We hold that the media has an important role in helping us to educate the public about the benefits of cycling, both personal and for the community. The media can also encourage not-yet-cyclists to become competent and safe cyclists. The media also plays an important role in publicising the difficulties faced by people who cycle and exposing the poor quality of infrastructure in our streets compared to many other countries.
We wish to see the media adopt high standards of investigative journalism in dealing with the complex issues involved.
Cycle campaigning by its very nature involves dealing with controversial topics. Proposals from any group proposing reallocation of road space and the spending of public funds on improving infrastructure involves hard political choices. Furthermore, UK law does not always protect more vulnerable road-users. Decision-makers and law-makers have to weigh up competing demands, ranging from those cycling, walking and driving, as well as landowners.
Inevitably therefore, less-skilled journalists, who are unfamiliar with the art of proper investigative journalism, will exploit this contested political space to exaggerate this situation into one of conflict. Newspapers naturally thrive on controversy in order to sell newspapers and advertising, but this can and should be achieved through provoking intelligent, evidence-based debate amongst its readership, rather than cheap conflict.
We wish to work with local and national media outlets to promote a visionary move forward for our city, rather than encourage stagnation by reinforcing movement against the status quo. This status quo is a street environment that generally works poorly for those cycling, walking and driving alike. Our city could be a leader in modern transportation, and the media should act in the interests of its readers in promoting this.
This also means that reports of people being killed and injured in motor vehicle collisions should be placed in the context of road safety research. Such reports offer gory entertainment when they should be a moment of serious reflection of how we use our roads, vehicles, speed and automotive freedom. The media could be taking an investigative lead on real road safety issues.
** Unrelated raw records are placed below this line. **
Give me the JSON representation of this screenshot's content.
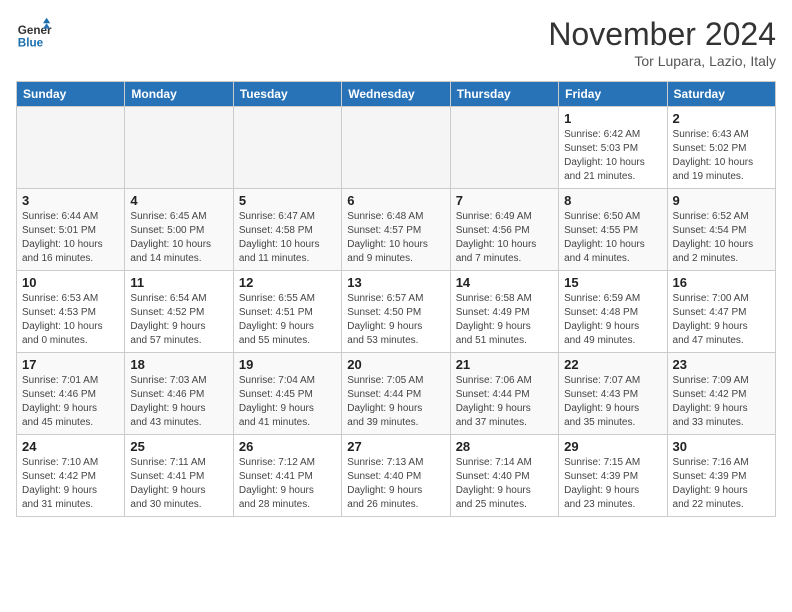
{
  "header": {
    "logo_line1": "General",
    "logo_line2": "Blue",
    "month": "November 2024",
    "location": "Tor Lupara, Lazio, Italy"
  },
  "weekdays": [
    "Sunday",
    "Monday",
    "Tuesday",
    "Wednesday",
    "Thursday",
    "Friday",
    "Saturday"
  ],
  "weeks": [
    [
      {
        "day": "",
        "info": ""
      },
      {
        "day": "",
        "info": ""
      },
      {
        "day": "",
        "info": ""
      },
      {
        "day": "",
        "info": ""
      },
      {
        "day": "",
        "info": ""
      },
      {
        "day": "1",
        "info": "Sunrise: 6:42 AM\nSunset: 5:03 PM\nDaylight: 10 hours\nand 21 minutes."
      },
      {
        "day": "2",
        "info": "Sunrise: 6:43 AM\nSunset: 5:02 PM\nDaylight: 10 hours\nand 19 minutes."
      }
    ],
    [
      {
        "day": "3",
        "info": "Sunrise: 6:44 AM\nSunset: 5:01 PM\nDaylight: 10 hours\nand 16 minutes."
      },
      {
        "day": "4",
        "info": "Sunrise: 6:45 AM\nSunset: 5:00 PM\nDaylight: 10 hours\nand 14 minutes."
      },
      {
        "day": "5",
        "info": "Sunrise: 6:47 AM\nSunset: 4:58 PM\nDaylight: 10 hours\nand 11 minutes."
      },
      {
        "day": "6",
        "info": "Sunrise: 6:48 AM\nSunset: 4:57 PM\nDaylight: 10 hours\nand 9 minutes."
      },
      {
        "day": "7",
        "info": "Sunrise: 6:49 AM\nSunset: 4:56 PM\nDaylight: 10 hours\nand 7 minutes."
      },
      {
        "day": "8",
        "info": "Sunrise: 6:50 AM\nSunset: 4:55 PM\nDaylight: 10 hours\nand 4 minutes."
      },
      {
        "day": "9",
        "info": "Sunrise: 6:52 AM\nSunset: 4:54 PM\nDaylight: 10 hours\nand 2 minutes."
      }
    ],
    [
      {
        "day": "10",
        "info": "Sunrise: 6:53 AM\nSunset: 4:53 PM\nDaylight: 10 hours\nand 0 minutes."
      },
      {
        "day": "11",
        "info": "Sunrise: 6:54 AM\nSunset: 4:52 PM\nDaylight: 9 hours\nand 57 minutes."
      },
      {
        "day": "12",
        "info": "Sunrise: 6:55 AM\nSunset: 4:51 PM\nDaylight: 9 hours\nand 55 minutes."
      },
      {
        "day": "13",
        "info": "Sunrise: 6:57 AM\nSunset: 4:50 PM\nDaylight: 9 hours\nand 53 minutes."
      },
      {
        "day": "14",
        "info": "Sunrise: 6:58 AM\nSunset: 4:49 PM\nDaylight: 9 hours\nand 51 minutes."
      },
      {
        "day": "15",
        "info": "Sunrise: 6:59 AM\nSunset: 4:48 PM\nDaylight: 9 hours\nand 49 minutes."
      },
      {
        "day": "16",
        "info": "Sunrise: 7:00 AM\nSunset: 4:47 PM\nDaylight: 9 hours\nand 47 minutes."
      }
    ],
    [
      {
        "day": "17",
        "info": "Sunrise: 7:01 AM\nSunset: 4:46 PM\nDaylight: 9 hours\nand 45 minutes."
      },
      {
        "day": "18",
        "info": "Sunrise: 7:03 AM\nSunset: 4:46 PM\nDaylight: 9 hours\nand 43 minutes."
      },
      {
        "day": "19",
        "info": "Sunrise: 7:04 AM\nSunset: 4:45 PM\nDaylight: 9 hours\nand 41 minutes."
      },
      {
        "day": "20",
        "info": "Sunrise: 7:05 AM\nSunset: 4:44 PM\nDaylight: 9 hours\nand 39 minutes."
      },
      {
        "day": "21",
        "info": "Sunrise: 7:06 AM\nSunset: 4:44 PM\nDaylight: 9 hours\nand 37 minutes."
      },
      {
        "day": "22",
        "info": "Sunrise: 7:07 AM\nSunset: 4:43 PM\nDaylight: 9 hours\nand 35 minutes."
      },
      {
        "day": "23",
        "info": "Sunrise: 7:09 AM\nSunset: 4:42 PM\nDaylight: 9 hours\nand 33 minutes."
      }
    ],
    [
      {
        "day": "24",
        "info": "Sunrise: 7:10 AM\nSunset: 4:42 PM\nDaylight: 9 hours\nand 31 minutes."
      },
      {
        "day": "25",
        "info": "Sunrise: 7:11 AM\nSunset: 4:41 PM\nDaylight: 9 hours\nand 30 minutes."
      },
      {
        "day": "26",
        "info": "Sunrise: 7:12 AM\nSunset: 4:41 PM\nDaylight: 9 hours\nand 28 minutes."
      },
      {
        "day": "27",
        "info": "Sunrise: 7:13 AM\nSunset: 4:40 PM\nDaylight: 9 hours\nand 26 minutes."
      },
      {
        "day": "28",
        "info": "Sunrise: 7:14 AM\nSunset: 4:40 PM\nDaylight: 9 hours\nand 25 minutes."
      },
      {
        "day": "29",
        "info": "Sunrise: 7:15 AM\nSunset: 4:39 PM\nDaylight: 9 hours\nand 23 minutes."
      },
      {
        "day": "30",
        "info": "Sunrise: 7:16 AM\nSunset: 4:39 PM\nDaylight: 9 hours\nand 22 minutes."
      }
    ]
  ]
}
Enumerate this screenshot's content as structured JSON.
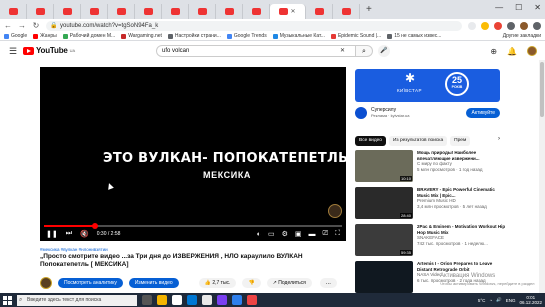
{
  "browser": {
    "window_controls": [
      "—",
      "☐",
      "✕"
    ],
    "url": "youtube.com/watch?v=tgSoN94Fa_k",
    "bookmarks": [
      {
        "label": "Google",
        "color": "#4285f4"
      },
      {
        "label": "Жанры",
        "color": "#ff0000"
      },
      {
        "label": "Рабочий домен М...",
        "color": "#34a853"
      },
      {
        "label": "Wargaming.net",
        "color": "#c62828"
      },
      {
        "label": "Настройки страни...",
        "color": "#5f6368"
      },
      {
        "label": "Google Trends",
        "color": "#4285f4"
      },
      {
        "label": "Музыкальные Кат...",
        "color": "#1e88e5"
      },
      {
        "label": "Epidemic Sound |...",
        "color": "#e53935"
      },
      {
        "label": "15 не самых извес...",
        "color": "#5f6368"
      }
    ],
    "bookmarks_other": "Другие закладки"
  },
  "youtube": {
    "logo_text": "YouTube",
    "region": "UA",
    "search_query": "ufo volcan",
    "search_clear": "✕",
    "search_icon": "⌕",
    "mic_icon": "🎤",
    "header_icons": [
      "⊕",
      "🔔"
    ]
  },
  "player": {
    "overlay_title": "ЭТО ВУЛКАН- ПОПОКАТЕПЕТЛЬ",
    "overlay_sub": "МЕКСИКА",
    "time": "0:30 / 2:58",
    "progress": 0.17
  },
  "video": {
    "hashtags": "#мексика #вулкан #нлонивзятии",
    "title": "„Просто смотрите видео ...за Три дня до ИЗВЕРЖЕНИЯ , НЛО караулило ВУЛКАН Попокатепетль [ МЕКСИКА]",
    "analytics_btn": "Посмотреть аналитику",
    "edit_btn": "Изменить видео",
    "likes": "2,7 тыс.",
    "share": "Поделиться",
    "more": "..."
  },
  "ad": {
    "brand": "КИЇВСТАР",
    "badge_num": "25",
    "badge_text": "РОКІВ",
    "title": "Суперсилу",
    "label": "Реклама · kyivstar.ua",
    "button": "Активуйте"
  },
  "chips": [
    "Все видео",
    "Из результатов поиска",
    "Прем"
  ],
  "recommendations": [
    {
      "title": "Мощь природы! Наиболее впечатляющие извержени...",
      "channel": "С миру по факту",
      "meta": "5 млн просмотров · 1 год назад",
      "duration": "10:10",
      "color": "#6b6b5a"
    },
    {
      "title": "BRAVERY - Epic Powerful Cinematic Music Mix | Epic...",
      "channel": "Premium Music HD",
      "meta": "3,4 млн просмотров · 5 лет назад",
      "duration": "28:40",
      "color": "#2a2a2a"
    },
    {
      "title": "2Pac & Eminem - Motivation Workout Hip Hop Music Mix",
      "channel": "SNAKEFACE",
      "meta": "742 тыс. просмотров · 1 неделю...",
      "duration": "59:35",
      "color": "#3b3b3b"
    },
    {
      "title": "Artemis I - Orion Prepares to Leave Distant Retrograde Orbit",
      "channel": "NASA Video",
      "meta": "6 тыс. просмотров · 2 года назад",
      "duration": "",
      "color": "#101820"
    }
  ],
  "windows": {
    "activate": [
      "Активация Windows",
      "Чтобы активировать Windows, перейдите в раздел"
    ],
    "search_placeholder": "Введите здесь текст для поиска",
    "temp": "5°C",
    "lang": "ENG",
    "time": "0:01",
    "date": "06.12.2022"
  }
}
Principles of media engagement
In engaging with the media, we will adopt the following principles:
- We will continue to ensure our statements are based on facts that are evidence-based and that we are able to substantiate.
- We will work to develop high levels of trust between ourselves and those working in the media.
- We will encourage the media to run positive campaigns and innovative stories, meeting good standards of reporting, on issues that we are working on. The Times newspaper’s ‘Cities Safe For Cycling’ series (2012-13) is a model of good practice in this regard.
- As a democractically-run organisation working to the principles of internal consensus, run by volunteers, we often cannot give an immediate response to a request for comments or be put on the spot. We will often request a deadline for response and call or write back with our views.
- In order to deter selective quoting, statements to the press will be published in full on our website/blog. These statements may also be flagged up in our social media channels. Such publication will be sometimes be done in advance of the likely date of publication by the media concerned, where we feel this will not breach trust.
- We will act to build our own social media presence and publicity operations. The traditional print media no longer operates the monopoly it once did. The advent of social media means that practitioners of lazy, poor-quality journalism, who employ techniques such as selective quoting or re-contextualising in order to whip up controversy, will learn that such tactics will become exposed, leading to loss of trust.
- Where the intention of the media or specific journalists appears to us to be one of creating an exaggerated ‘war’ between cyclists and motorists (never mind the fact that many people who cycle also drive), we are unlikely to engage or respond. We explicitly do not expect journalists to be biased towards cycling, just that there is objectivity, appropriate balance and proper reporting.
- We will make available volunteer time to work with student and internship journalists and educate them in the issues that are often complex, without the expectation of biased reporting.
- Journalists whose history is one of failing to undertake proper investigative journalism, and instead just quoting opposing groups unthinkingly (or even not bothering to seek such views), are unlikely to see much engagement from ourselves. By way of an example demonstrating proper investigative journalism, we would expect a journalist working on a story about a decision-maker referring to ‘dangerous cyclists’ to investigate whether the activity being referenced is genuinely dangerous, not merely to look for quotes for and against. Questioning the factual basis of claims made by any party ought to be standard operation for a responsible media operation working to high quality standards.
- Where media articles fail to meet good standards of journalism, we are unlikely to help publicise them (e.g. through social media), to avoid giving such articles more publicity than is deserved.
- Where the media are continually re-reporting the same story (e.g. “Cyclists not using cycle paths a waste of taxpayer money”) in order to whip up controversy rather than report anything genuinely new, if we choose to engage, we will increasingly point such journalists to standard quotations or policies, or increasingly bland statements, as we wish to use limited volunteer time to deal with the media in a productive manner.
- Continued supply of early information to journalists will be dependent on balanced coverage meeting good standards of investigative journalism.
- As an organisation working in the public interest, it is our obligation to defend our name against those in the media who wish to misuse our statements or material we publish.
- We will be continually and actively monitoring the press with a view to contacting the Press Complaints Commission or any successor where there is undue distortion.
Naturally all these will be subject to the constraints of volunteer time.